Mom made my clothes for many reasons. She was a trained seamstress. She loved playing dress-up with her sole little girl (when she was pregnant with me, she prayed for a girl because the clothes were so much cuter than for boys). Coming from a sewing family, she already had a large supply of fabric in the house. I'm sure it was cheaper to make my clothes (considering she only used fabric she already had) than to buy them new in the stores. But, underneath all of that, I'm sure she also made my clothes as a tangible expression of her love. What more loving thing is there than to clothe your child in a garment of your own making?
It was the zebra pants that did it.
I must have been in the fourth grade. I had worn the cute pinafores and crocheted bikini, but I had also worn the weird, 70's-era bell-bottoms made from gold flowered fabric that must have started its life as some sort of bizarre upholstery. The clothes that fit perfectly and never wore out but always stood out wherever I was and whatever I did. No one else in school wore clothes like I did. No. One. And when one day my mother produced a white pair of pants with great, big zebras printed all over them, I finally blurted out, "Can't I just wear jeans like everybody else?"
And that was how I got my first pair of jeans. And, I'm sure, broke my mother's heart, although I don't remember her showing any upset when I rebelled against the black-and-white bizarro-pants she'd made in all good faith and with all the good intentions in the world.

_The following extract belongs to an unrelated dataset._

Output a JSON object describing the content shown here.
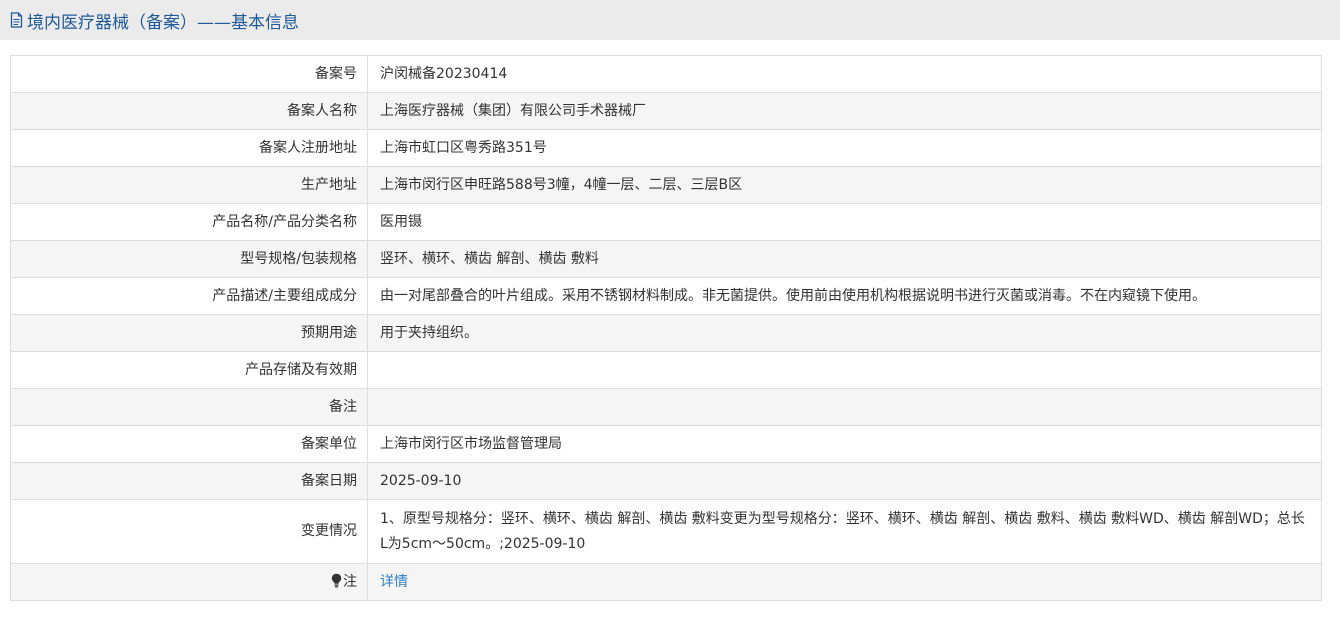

And now at age two -- two! -- my daughter is making my mother's fondest wish come true. She's refusing to wear the clothing I lovingly made for her with my own two hands.
She didn't even wait for the zebra pants.